Continuing my series on the best of 2012, here are ten of my favorite songs from 2012.  Now, I’m not necessarily saying that these were the best songs of 2012.  Some of them aren’t.  But these are ten songs that, in the future, will define 2012 for me personally.  Again, these are my picks and my picks only.  So, if you think my taste in music sucks (and, admittedly, quite a few people do), direct your scorn at me and not at anyone else who writes for the Shattered Lens.

By the way, I was recently asked what my criteria for a good song was.  Honestly, the main thing I look for in a song is 1) can I dance to it and 2) can I get all into singing it while I’m stuck in traffic or in the shower?

Anyway, at the risk of revealing just how much of a dork I truly am, here are ten of my favorite songs of 2012.

10 and 9) Make Bullying Kill Itself and Jacking It In San Diego (Trey Parker and Matt Stone)

These two songs were featured in the classic bullying episode of South Park.  They should be required listening for anyone who thinks that a YouTube video can change human nature.

8) Big Machine (Ryan Miller)

Perhaps not surprisingly, I discovered a lot of my favorite music of 2012 in the films of 2012.  This song was written for the Safety Not Guaranteed soundtrack.

7) Abraham’s Daughter (Arcade Fire)

This is from The Hunger Games soundtrack.

6) The Poison Tree (Moby, feat. Inyang Bassey)

Technically, this song — which is featured on Destroyed —  is from 2011 but it was released, as a single, in 2012.

5) Call Me Maybe (Carly Rae Jepsen)

This is just a fun song.

4) Stronger (Kelly Clarkson)

Kelly Clarkson is always going to have to deal with haters, because she won American Idol and voted for Ron Paul.  She’s one of my favorites, however.

3) Skyfall (Adele)

The minute I heard this song, I knew Skyfall was going to be great.

2) Blow Me (One Last Kiss) (P!nk)

It’s not really a year in music unless I have P!nk somewhere on the list.

1)Razor’s Out (Mike Shinoda featuring Chino Moreno)

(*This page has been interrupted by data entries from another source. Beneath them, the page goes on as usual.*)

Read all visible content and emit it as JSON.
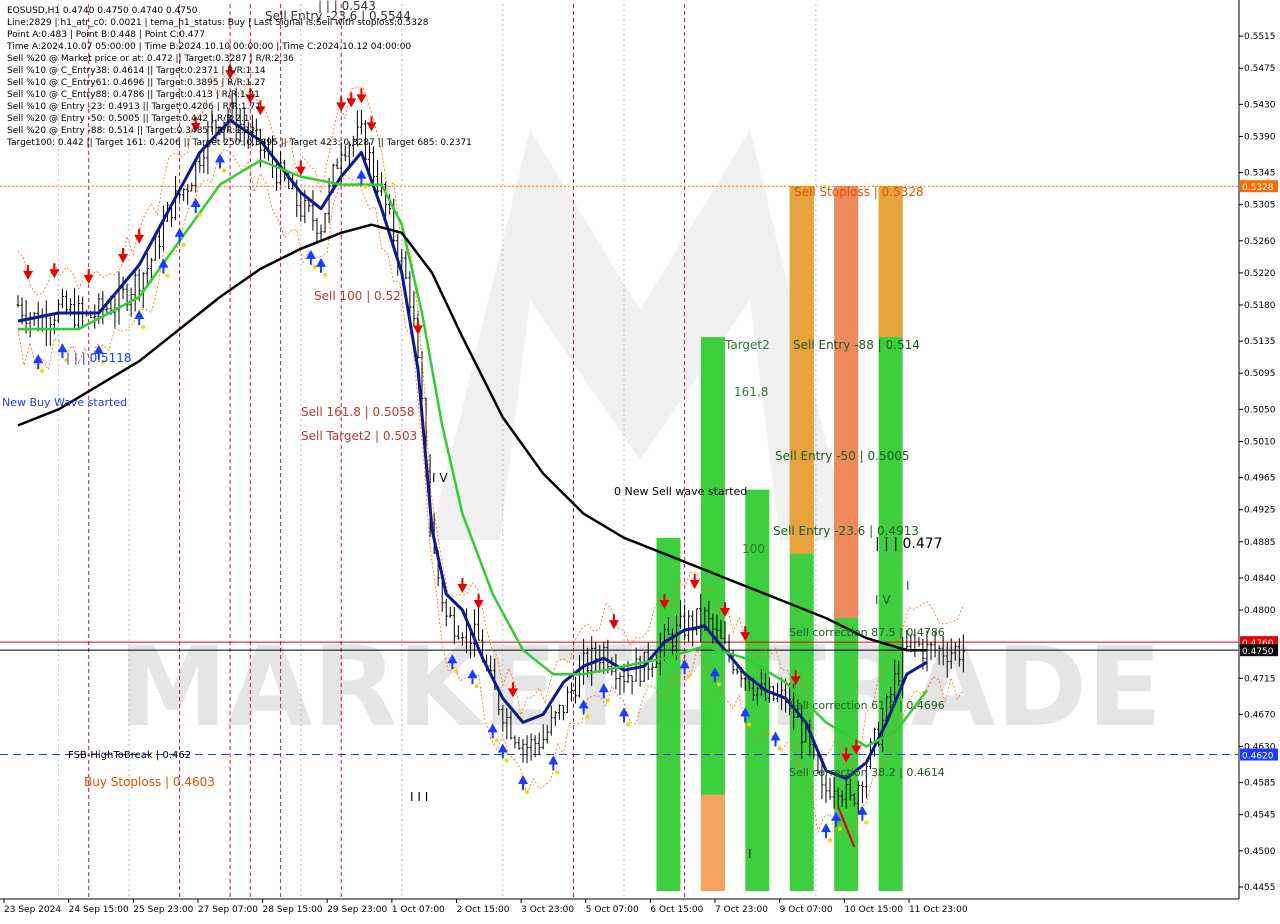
{
  "header": {
    "lines": [
      "EOSUSD,H1  0.4740 0.4750 0.4740 0.4750",
      "Line:2829 | h1_atr_c0: 0.0021 | tema_h1_status: Buy | Last Signal is:Sell with stoploss:0.5328",
      "Point A:0.483 | Point B:0.448 | Point C:0.477",
      "Time A:2024.10.07 05:00:00 | Time B:2024.10.10 00:00:00 | Time C:2024.10.12 04:00:00",
      "Sell %20 @ Market price or at: 0.472 || Target:0.3287 | R/R:2.36",
      "Sell %10 @ C_Entry38: 0.4614 || Target:0.2371 | R/R:1.14",
      "Sell %10 @ C_Entry61: 0.4696 || Target:0.3895 | R/R:1.27",
      "Sell %10 @ C_Entry88: 0.4786 || Target:0.413 | R/R:1.21",
      "Sell %10 @ Entry -23: 0.4913 || Target:0.4206 | R/R:1.71",
      "Sell %20 @ Entry -50: 0.5005 || Target:0.442 | R/R:2.1",
      "Sell %20 @ Entry -88: 0.514 || Target:0.3485 | R/R:1.22",
      "Target100: 0.442 || Target 161: 0.4206 || Target 250: 0.3895 || Target 423: 0.3287 || Target 685: 0.2371"
    ]
  },
  "watermark": "MARKETZ TRADE",
  "price_axis": {
    "ticks": [
      "0.5515",
      "0.5475",
      "0.5430",
      "0.5390",
      "0.5345",
      "0.5305",
      "0.5260",
      "0.5220",
      "0.5180",
      "0.5135",
      "0.5095",
      "0.5050",
      "0.5010",
      "0.4965",
      "0.4925",
      "0.4885",
      "0.4840",
      "0.4800",
      "0.4755",
      "0.4715",
      "0.4670",
      "0.4630",
      "0.4585",
      "0.4545",
      "0.4500",
      "0.4455"
    ],
    "tick_values": [
      0.5515,
      0.5475,
      0.543,
      0.539,
      0.5345,
      0.5305,
      0.526,
      0.522,
      0.518,
      0.5135,
      0.5095,
      0.505,
      0.501,
      0.4965,
      0.4925,
      0.4885,
      0.484,
      0.48,
      0.4755,
      0.4715,
      0.467,
      0.463,
      0.4585,
      0.4545,
      0.45,
      0.4455
    ],
    "badges": [
      {
        "label": "0.5328",
        "value": 0.5328,
        "bg": "#ff6a00",
        "fg": "#ffffff"
      },
      {
        "label": "0.4760",
        "value": 0.476,
        "bg": "#e60000",
        "fg": "#ffffff"
      },
      {
        "label": "0.4750",
        "value": 0.475,
        "bg": "#000000",
        "fg": "#ffffff"
      },
      {
        "label": "0.4620",
        "value": 0.462,
        "bg": "#1a3cff",
        "fg": "#ffffff"
      }
    ]
  },
  "time_axis": {
    "labels": [
      "23 Sep 2024",
      "24 Sep 15:00",
      "25 Sep 23:00",
      "27 Sep 07:00",
      "28 Sep 15:00",
      "29 Sep 23:00",
      "1 Oct 07:00",
      "2 Oct 15:00",
      "3 Oct 23:00",
      "5 Oct 07:00",
      "6 Oct 15:00",
      "7 Oct 23:00",
      "9 Oct 07:00",
      "10 Oct 15:00",
      "11 Oct 23:00"
    ],
    "label_bars": [
      0,
      32,
      64,
      96,
      128,
      160,
      192,
      224,
      256,
      288,
      320,
      352,
      384,
      416,
      448
    ]
  },
  "annotations": [
    {
      "text": "Sell Entry -23.6 | 0.5544",
      "color": "#333333"
    },
    {
      "text": "| | | 0.543",
      "color": "#333333"
    },
    {
      "text": "Sell 100 | 0.52",
      "color": "#c0392b"
    },
    {
      "text": "| | | 0.5118",
      "color": "#1a3cff"
    },
    {
      "text": "New Buy Wave started",
      "color": "#1a3cff"
    },
    {
      "text": "Sell 161.8 | 0.5058",
      "color": "#c0392b"
    },
    {
      "text": "Sell Target2 | 0.503",
      "color": "#c0392b"
    },
    {
      "text": "I V",
      "color": "#000000"
    },
    {
      "text": "0 New Sell wave started",
      "color": "#000000"
    },
    {
      "text": "Target2",
      "color": "#2e7d32"
    },
    {
      "text": "161.8",
      "color": "#2e7d32"
    },
    {
      "text": "100",
      "color": "#2e7d32"
    },
    {
      "text": "Sell Stoploss | 0.5328",
      "color": "#e65100"
    },
    {
      "text": "Sell Entry -88 | 0.514",
      "color": "#1b5e20"
    },
    {
      "text": "Sell Entry -50 | 0.5005",
      "color": "#1b5e20"
    },
    {
      "text": "Sell Entry -23.6 | 0.4913",
      "color": "#1b5e20"
    },
    {
      "text": "| | | 0.477",
      "color": "#000000"
    },
    {
      "text": "I V",
      "color": "#1b5e20"
    },
    {
      "text": "I",
      "color": "#1a3cff"
    },
    {
      "text": "Sell correction 87.5 | 0.4786",
      "color": "#1b5e20"
    },
    {
      "text": "Sell correction 61.8 | 0.4696",
      "color": "#1b5e20"
    },
    {
      "text": "Sell correction 38.2 | 0.4614",
      "color": "#1b5e20"
    },
    {
      "text": "FSB-HighToBreak | 0.462",
      "color": "#000000"
    },
    {
      "text": "Buy Stoploss | 0.4603",
      "color": "#e65100"
    },
    {
      "text": "I I I",
      "color": "#000000"
    },
    {
      "text": "I",
      "color": "#000000"
    }
  ],
  "chart_data": {
    "type": "candlestick",
    "symbol": "EOSUSD",
    "timeframe": "H1",
    "ylim": [
      0.444,
      0.5555
    ],
    "bars": 470,
    "last_price": 0.475,
    "key_levels": [
      {
        "name": "Sell Stoploss",
        "value": 0.5328,
        "color": "#ff6a00",
        "style": "dotted"
      },
      {
        "name": "Ask",
        "value": 0.476,
        "color": "#e60000",
        "style": "solid"
      },
      {
        "name": "Bid",
        "value": 0.475,
        "color": "#000000",
        "style": "solid"
      },
      {
        "name": "FSB-HighToBreak",
        "value": 0.462,
        "color": "#1a3cff",
        "style": "dashed"
      }
    ],
    "price_path": [
      {
        "bar": 0,
        "price": 0.518
      },
      {
        "bar": 10,
        "price": 0.516
      },
      {
        "bar": 20,
        "price": 0.5175
      },
      {
        "bar": 35,
        "price": 0.5165
      },
      {
        "bar": 50,
        "price": 0.5185
      },
      {
        "bar": 65,
        "price": 0.523
      },
      {
        "bar": 75,
        "price": 0.53
      },
      {
        "bar": 85,
        "price": 0.5335
      },
      {
        "bar": 95,
        "price": 0.54
      },
      {
        "bar": 105,
        "price": 0.542
      },
      {
        "bar": 115,
        "price": 0.539
      },
      {
        "bar": 125,
        "price": 0.536
      },
      {
        "bar": 140,
        "price": 0.53
      },
      {
        "bar": 150,
        "price": 0.528
      },
      {
        "bar": 160,
        "price": 0.538
      },
      {
        "bar": 170,
        "price": 0.539
      },
      {
        "bar": 180,
        "price": 0.532
      },
      {
        "bar": 190,
        "price": 0.523
      },
      {
        "bar": 195,
        "price": 0.518
      },
      {
        "bar": 200,
        "price": 0.505
      },
      {
        "bar": 205,
        "price": 0.488
      },
      {
        "bar": 212,
        "price": 0.479
      },
      {
        "bar": 220,
        "price": 0.478
      },
      {
        "bar": 228,
        "price": 0.476
      },
      {
        "bar": 235,
        "price": 0.47
      },
      {
        "bar": 245,
        "price": 0.465
      },
      {
        "bar": 252,
        "price": 0.463
      },
      {
        "bar": 260,
        "price": 0.464
      },
      {
        "bar": 270,
        "price": 0.468
      },
      {
        "bar": 280,
        "price": 0.473
      },
      {
        "bar": 290,
        "price": 0.475
      },
      {
        "bar": 300,
        "price": 0.472
      },
      {
        "bar": 310,
        "price": 0.473
      },
      {
        "bar": 320,
        "price": 0.476
      },
      {
        "bar": 330,
        "price": 0.478
      },
      {
        "bar": 340,
        "price": 0.479
      },
      {
        "bar": 350,
        "price": 0.475
      },
      {
        "bar": 360,
        "price": 0.472
      },
      {
        "bar": 370,
        "price": 0.469
      },
      {
        "bar": 380,
        "price": 0.469
      },
      {
        "bar": 390,
        "price": 0.464
      },
      {
        "bar": 398,
        "price": 0.457
      },
      {
        "bar": 405,
        "price": 0.459
      },
      {
        "bar": 412,
        "price": 0.456
      },
      {
        "bar": 420,
        "price": 0.461
      },
      {
        "bar": 428,
        "price": 0.466
      },
      {
        "bar": 435,
        "price": 0.472
      },
      {
        "bar": 442,
        "price": 0.476
      },
      {
        "bar": 450,
        "price": 0.475
      }
    ],
    "series": [
      {
        "name": "tema",
        "color": "#0d1a8c",
        "values": [
          {
            "bar": 0,
            "price": 0.516
          },
          {
            "bar": 20,
            "price": 0.517
          },
          {
            "bar": 40,
            "price": 0.517
          },
          {
            "bar": 60,
            "price": 0.523
          },
          {
            "bar": 75,
            "price": 0.53
          },
          {
            "bar": 90,
            "price": 0.537
          },
          {
            "bar": 105,
            "price": 0.541
          },
          {
            "bar": 120,
            "price": 0.5385
          },
          {
            "bar": 140,
            "price": 0.532
          },
          {
            "bar": 150,
            "price": 0.53
          },
          {
            "bar": 160,
            "price": 0.534
          },
          {
            "bar": 170,
            "price": 0.537
          },
          {
            "bar": 180,
            "price": 0.53
          },
          {
            "bar": 190,
            "price": 0.522
          },
          {
            "bar": 198,
            "price": 0.51
          },
          {
            "bar": 205,
            "price": 0.49
          },
          {
            "bar": 212,
            "price": 0.482
          },
          {
            "bar": 220,
            "price": 0.48
          },
          {
            "bar": 230,
            "price": 0.474
          },
          {
            "bar": 240,
            "price": 0.469
          },
          {
            "bar": 250,
            "price": 0.466
          },
          {
            "bar": 260,
            "price": 0.467
          },
          {
            "bar": 270,
            "price": 0.471
          },
          {
            "bar": 280,
            "price": 0.473
          },
          {
            "bar": 290,
            "price": 0.474
          },
          {
            "bar": 300,
            "price": 0.4725
          },
          {
            "bar": 310,
            "price": 0.473
          },
          {
            "bar": 320,
            "price": 0.476
          },
          {
            "bar": 330,
            "price": 0.4775
          },
          {
            "bar": 340,
            "price": 0.478
          },
          {
            "bar": 350,
            "price": 0.475
          },
          {
            "bar": 360,
            "price": 0.472
          },
          {
            "bar": 370,
            "price": 0.47
          },
          {
            "bar": 380,
            "price": 0.469
          },
          {
            "bar": 390,
            "price": 0.466
          },
          {
            "bar": 400,
            "price": 0.46
          },
          {
            "bar": 410,
            "price": 0.459
          },
          {
            "bar": 420,
            "price": 0.461
          },
          {
            "bar": 430,
            "price": 0.466
          },
          {
            "bar": 440,
            "price": 0.472
          },
          {
            "bar": 450,
            "price": 0.4735
          }
        ]
      },
      {
        "name": "ma_fast",
        "color": "#33cc33",
        "values": [
          {
            "bar": 0,
            "price": 0.515
          },
          {
            "bar": 30,
            "price": 0.515
          },
          {
            "bar": 60,
            "price": 0.519
          },
          {
            "bar": 80,
            "price": 0.526
          },
          {
            "bar": 100,
            "price": 0.533
          },
          {
            "bar": 120,
            "price": 0.536
          },
          {
            "bar": 140,
            "price": 0.534
          },
          {
            "bar": 160,
            "price": 0.533
          },
          {
            "bar": 180,
            "price": 0.533
          },
          {
            "bar": 190,
            "price": 0.528
          },
          {
            "bar": 200,
            "price": 0.517
          },
          {
            "bar": 210,
            "price": 0.503
          },
          {
            "bar": 220,
            "price": 0.492
          },
          {
            "bar": 235,
            "price": 0.482
          },
          {
            "bar": 250,
            "price": 0.475
          },
          {
            "bar": 265,
            "price": 0.472
          },
          {
            "bar": 280,
            "price": 0.472
          },
          {
            "bar": 300,
            "price": 0.473
          },
          {
            "bar": 320,
            "price": 0.474
          },
          {
            "bar": 340,
            "price": 0.4755
          },
          {
            "bar": 360,
            "price": 0.474
          },
          {
            "bar": 380,
            "price": 0.471
          },
          {
            "bar": 400,
            "price": 0.466
          },
          {
            "bar": 420,
            "price": 0.463
          },
          {
            "bar": 435,
            "price": 0.465
          },
          {
            "bar": 450,
            "price": 0.47
          }
        ]
      },
      {
        "name": "ma_slow",
        "color": "#000000",
        "values": [
          {
            "bar": 0,
            "price": 0.503
          },
          {
            "bar": 20,
            "price": 0.505
          },
          {
            "bar": 40,
            "price": 0.508
          },
          {
            "bar": 60,
            "price": 0.511
          },
          {
            "bar": 80,
            "price": 0.515
          },
          {
            "bar": 100,
            "price": 0.519
          },
          {
            "bar": 120,
            "price": 0.5225
          },
          {
            "bar": 140,
            "price": 0.525
          },
          {
            "bar": 160,
            "price": 0.527
          },
          {
            "bar": 175,
            "price": 0.528
          },
          {
            "bar": 190,
            "price": 0.527
          },
          {
            "bar": 205,
            "price": 0.522
          },
          {
            "bar": 220,
            "price": 0.514
          },
          {
            "bar": 240,
            "price": 0.504
          },
          {
            "bar": 260,
            "price": 0.497
          },
          {
            "bar": 280,
            "price": 0.492
          },
          {
            "bar": 300,
            "price": 0.489
          },
          {
            "bar": 320,
            "price": 0.487
          },
          {
            "bar": 340,
            "price": 0.485
          },
          {
            "bar": 360,
            "price": 0.483
          },
          {
            "bar": 380,
            "price": 0.481
          },
          {
            "bar": 400,
            "price": 0.479
          },
          {
            "bar": 420,
            "price": 0.4765
          },
          {
            "bar": 440,
            "price": 0.475
          },
          {
            "bar": 450,
            "price": 0.475
          }
        ]
      }
    ],
    "zone_bars": [
      {
        "bar": 322,
        "from": 0.445,
        "to": 0.489,
        "color": "#33cc33"
      },
      {
        "bar": 344,
        "from": 0.445,
        "to": 0.514,
        "color": "#33cc33",
        "top_color": "#f4a460",
        "top_from": 0.445,
        "top_to": 0.457
      },
      {
        "bar": 366,
        "from": 0.445,
        "to": 0.495,
        "color": "#33cc33"
      },
      {
        "bar": 388,
        "from": 0.445,
        "to": 0.5328,
        "color": "#33cc33",
        "top_color": "#e8a33c",
        "top_from": 0.487,
        "top_to": 0.5328
      },
      {
        "bar": 410,
        "from": 0.445,
        "to": 0.5328,
        "color": "#33cc33",
        "top_color": "#f08a5d",
        "top_from": 0.479,
        "top_to": 0.5328
      },
      {
        "bar": 432,
        "from": 0.445,
        "to": 0.5328,
        "color": "#33cc33",
        "top_color": "#e8a33c",
        "top_from": 0.514,
        "top_to": 0.5328
      }
    ],
    "vertical_markers": {
      "magenta": [
        35,
        80,
        105,
        115,
        130,
        160,
        275,
        330
      ],
      "blue": [
        20,
        55,
        140,
        190,
        240,
        300,
        395
      ]
    },
    "sell_arrows": [
      5,
      18,
      35,
      52,
      60,
      88,
      105,
      115,
      120,
      140,
      160,
      165,
      170,
      175,
      198,
      220,
      228,
      245,
      295,
      320,
      335,
      350,
      360,
      385,
      410,
      415
    ],
    "buy_arrows": [
      10,
      22,
      40,
      60,
      72,
      80,
      88,
      100,
      145,
      150,
      170,
      215,
      225,
      235,
      240,
      250,
      265,
      280,
      290,
      300,
      330,
      345,
      360,
      375,
      400,
      405,
      418
    ]
  }
}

This is from the soundtrack of The Raid: Redemption.  Quite simply put, this is a great soundtrack for writing.

Tomorrow, I’ll continue my look at 2012 with my list of 10 good things that I saw on television last year.